The first sign of dementia may be a quirky change in behavior. Moodiness, depression, frustration, confusion—in fact, even more subtle personality shifts—may be signs. Short-term memory loss, searching for the right word, frustration with problem-solving, and changes in spatial awareness can easily be overlooked or attributed to the natural aging process. Even an examination by a neurologist may be ambiguous.
But the progress of an Alzheimer’s type dementia is relentless. Over time, complicated tasks become daunting; more and more help is required, and confusion grows. An individual may become unresponsive and uncommunicative, impulsive and unpredictable. In the end, basic functioning deteriorates, and, as mobility, swallowing, and breathing are compromised, patients die from related medical complications.
‘Dementia’ describes a group of shared symptoms. The underlying causes may differ significantly.
Alzheimer’s disease accounts for 70% to 80% of dementia cases—estimated at more than five million people in the United States. The remainder may be classified as Lewy body dementia (caused by abnormal protein deposits called “lewy bodies”). Or, vascular dementia (the result of reduced blood flow to the brain). A variety of diseases, and reversible conditions—malnutrition, dehydration, depression, and infections—can also be culprits. In some cases, a diagnosis could reveal mixed dementia, a condition caused by more than one factor.
Dementia’s challenge to physicians, in the absence of a preexisting diagnosis, is identifying the underlying disease because symptoms are so similar. An early symptom of Lewy body disease, for example, may be a sleeping disorder. Parkinson’s and Huntington’s can cause memory and speech impairment but may be pinpointed when motor control falters.
Mild, Moderate, and Severe: The Progress of Alzheimer’s Disease
Alzheimer’s progression is not always predictable, and its evolution from mild to moderate to severe does not adhere to a timetable. Initially, even though damage occurs to cells, there may be no noticeable change in behavior or capability. In some cases, individuals may attribute small changes to the natural aging process. Conversely, they may attribute minor symptoms of aging to the onset of dementia.

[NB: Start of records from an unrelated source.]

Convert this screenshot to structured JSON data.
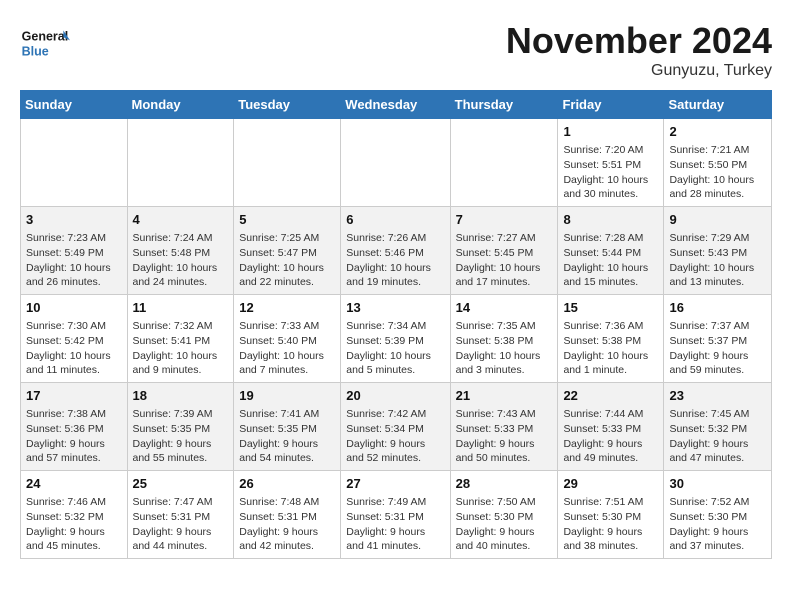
{
  "header": {
    "logo_general": "General",
    "logo_blue": "Blue",
    "month_title": "November 2024",
    "location": "Gunyuzu, Turkey"
  },
  "days_of_week": [
    "Sunday",
    "Monday",
    "Tuesday",
    "Wednesday",
    "Thursday",
    "Friday",
    "Saturday"
  ],
  "weeks": [
    [
      {
        "day": "",
        "sunrise": "",
        "sunset": "",
        "daylight": ""
      },
      {
        "day": "",
        "sunrise": "",
        "sunset": "",
        "daylight": ""
      },
      {
        "day": "",
        "sunrise": "",
        "sunset": "",
        "daylight": ""
      },
      {
        "day": "",
        "sunrise": "",
        "sunset": "",
        "daylight": ""
      },
      {
        "day": "",
        "sunrise": "",
        "sunset": "",
        "daylight": ""
      },
      {
        "day": "1",
        "sunrise": "Sunrise: 7:20 AM",
        "sunset": "Sunset: 5:51 PM",
        "daylight": "Daylight: 10 hours and 30 minutes."
      },
      {
        "day": "2",
        "sunrise": "Sunrise: 7:21 AM",
        "sunset": "Sunset: 5:50 PM",
        "daylight": "Daylight: 10 hours and 28 minutes."
      }
    ],
    [
      {
        "day": "3",
        "sunrise": "Sunrise: 7:23 AM",
        "sunset": "Sunset: 5:49 PM",
        "daylight": "Daylight: 10 hours and 26 minutes."
      },
      {
        "day": "4",
        "sunrise": "Sunrise: 7:24 AM",
        "sunset": "Sunset: 5:48 PM",
        "daylight": "Daylight: 10 hours and 24 minutes."
      },
      {
        "day": "5",
        "sunrise": "Sunrise: 7:25 AM",
        "sunset": "Sunset: 5:47 PM",
        "daylight": "Daylight: 10 hours and 22 minutes."
      },
      {
        "day": "6",
        "sunrise": "Sunrise: 7:26 AM",
        "sunset": "Sunset: 5:46 PM",
        "daylight": "Daylight: 10 hours and 19 minutes."
      },
      {
        "day": "7",
        "sunrise": "Sunrise: 7:27 AM",
        "sunset": "Sunset: 5:45 PM",
        "daylight": "Daylight: 10 hours and 17 minutes."
      },
      {
        "day": "8",
        "sunrise": "Sunrise: 7:28 AM",
        "sunset": "Sunset: 5:44 PM",
        "daylight": "Daylight: 10 hours and 15 minutes."
      },
      {
        "day": "9",
        "sunrise": "Sunrise: 7:29 AM",
        "sunset": "Sunset: 5:43 PM",
        "daylight": "Daylight: 10 hours and 13 minutes."
      }
    ],
    [
      {
        "day": "10",
        "sunrise": "Sunrise: 7:30 AM",
        "sunset": "Sunset: 5:42 PM",
        "daylight": "Daylight: 10 hours and 11 minutes."
      },
      {
        "day": "11",
        "sunrise": "Sunrise: 7:32 AM",
        "sunset": "Sunset: 5:41 PM",
        "daylight": "Daylight: 10 hours and 9 minutes."
      },
      {
        "day": "12",
        "sunrise": "Sunrise: 7:33 AM",
        "sunset": "Sunset: 5:40 PM",
        "daylight": "Daylight: 10 hours and 7 minutes."
      },
      {
        "day": "13",
        "sunrise": "Sunrise: 7:34 AM",
        "sunset": "Sunset: 5:39 PM",
        "daylight": "Daylight: 10 hours and 5 minutes."
      },
      {
        "day": "14",
        "sunrise": "Sunrise: 7:35 AM",
        "sunset": "Sunset: 5:38 PM",
        "daylight": "Daylight: 10 hours and 3 minutes."
      },
      {
        "day": "15",
        "sunrise": "Sunrise: 7:36 AM",
        "sunset": "Sunset: 5:38 PM",
        "daylight": "Daylight: 10 hours and 1 minute."
      },
      {
        "day": "16",
        "sunrise": "Sunrise: 7:37 AM",
        "sunset": "Sunset: 5:37 PM",
        "daylight": "Daylight: 9 hours and 59 minutes."
      }
    ],
    [
      {
        "day": "17",
        "sunrise": "Sunrise: 7:38 AM",
        "sunset": "Sunset: 5:36 PM",
        "daylight": "Daylight: 9 hours and 57 minutes."
      },
      {
        "day": "18",
        "sunrise": "Sunrise: 7:39 AM",
        "sunset": "Sunset: 5:35 PM",
        "daylight": "Daylight: 9 hours and 55 minutes."
      },
      {
        "day": "19",
        "sunrise": "Sunrise: 7:41 AM",
        "sunset": "Sunset: 5:35 PM",
        "daylight": "Daylight: 9 hours and 54 minutes."
      },
      {
        "day": "20",
        "sunrise": "Sunrise: 7:42 AM",
        "sunset": "Sunset: 5:34 PM",
        "daylight": "Daylight: 9 hours and 52 minutes."
      },
      {
        "day": "21",
        "sunrise": "Sunrise: 7:43 AM",
        "sunset": "Sunset: 5:33 PM",
        "daylight": "Daylight: 9 hours and 50 minutes."
      },
      {
        "day": "22",
        "sunrise": "Sunrise: 7:44 AM",
        "sunset": "Sunset: 5:33 PM",
        "daylight": "Daylight: 9 hours and 49 minutes."
      },
      {
        "day": "23",
        "sunrise": "Sunrise: 7:45 AM",
        "sunset": "Sunset: 5:32 PM",
        "daylight": "Daylight: 9 hours and 47 minutes."
      }
    ],
    [
      {
        "day": "24",
        "sunrise": "Sunrise: 7:46 AM",
        "sunset": "Sunset: 5:32 PM",
        "daylight": "Daylight: 9 hours and 45 minutes."
      },
      {
        "day": "25",
        "sunrise": "Sunrise: 7:47 AM",
        "sunset": "Sunset: 5:31 PM",
        "daylight": "Daylight: 9 hours and 44 minutes."
      },
      {
        "day": "26",
        "sunrise": "Sunrise: 7:48 AM",
        "sunset": "Sunset: 5:31 PM",
        "daylight": "Daylight: 9 hours and 42 minutes."
      },
      {
        "day": "27",
        "sunrise": "Sunrise: 7:49 AM",
        "sunset": "Sunset: 5:31 PM",
        "daylight": "Daylight: 9 hours and 41 minutes."
      },
      {
        "day": "28",
        "sunrise": "Sunrise: 7:50 AM",
        "sunset": "Sunset: 5:30 PM",
        "daylight": "Daylight: 9 hours and 40 minutes."
      },
      {
        "day": "29",
        "sunrise": "Sunrise: 7:51 AM",
        "sunset": "Sunset: 5:30 PM",
        "daylight": "Daylight: 9 hours and 38 minutes."
      },
      {
        "day": "30",
        "sunrise": "Sunrise: 7:52 AM",
        "sunset": "Sunset: 5:30 PM",
        "daylight": "Daylight: 9 hours and 37 minutes."
      }
    ]
  ]
}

At a certain point—usually within the first seven years—there is an often unspoken acknowledgment that “something isn’t quite right”. Tasks may become daunting, and it is difficult to master new ideas and skills. It is not unusual for individuals or their families to develop coping mechanisms that in the short term address this decline. However, as the rate accelerates, misplacing a lost object or forgetting a name becomes an inability to manage finances, follow complex conversations, or complete a series of small tasks. At this point, more support is needed, and families may consider a move to a more supportive environment.
As another note, the ability to enjoy exercise, music, dance, a television program, or other leisure activity may continue well into the moderate or even the moderately severe stage. This can occur even as they need assistance with managing the minutiae of day to day living. They may enjoy staying busy but are not sure what to be busy with. Their relationships with others begin to suffer. Embarrassment about cognitive losses can turn to anger, jealousy, and suspicion, most often against those closest and most trusted. They may still be able to take care of personal hygiene, but not to select appropriate clothing for the weather. Eventually, even those tasks may become too difficult.
The Questions of ‘When’ and ‘Where”
Caregivers who witness the decline of their loved ones can experience conflicting feelings. Sadness, anger, denial, and guilt accompany them on the journey, and the associated health risks of caregiving are well-documented. It’s extremely difficult to face the fact that someone you love might need more intensive ‘round-the-clock care than family members can provide.
Geriatric care managers generally understand these situations. They provide immense value in helping families decide the level of care required and the best place to provide that care. These professionals bring knowledge, expertise, and sensitivity to families wrestling with weighty decisions about next steps.
Judi Cleary, Linden House Executive Director, is a Certified Dementia Practitioner, a Licensed Assisted Living Administrator and a nationally-certified Activity Director. She has worked with people with dementia for over twenty-five years and has provided Dementia Training Programs for over 10 years. Contact Linden House Assisted Living to schedule a consultation.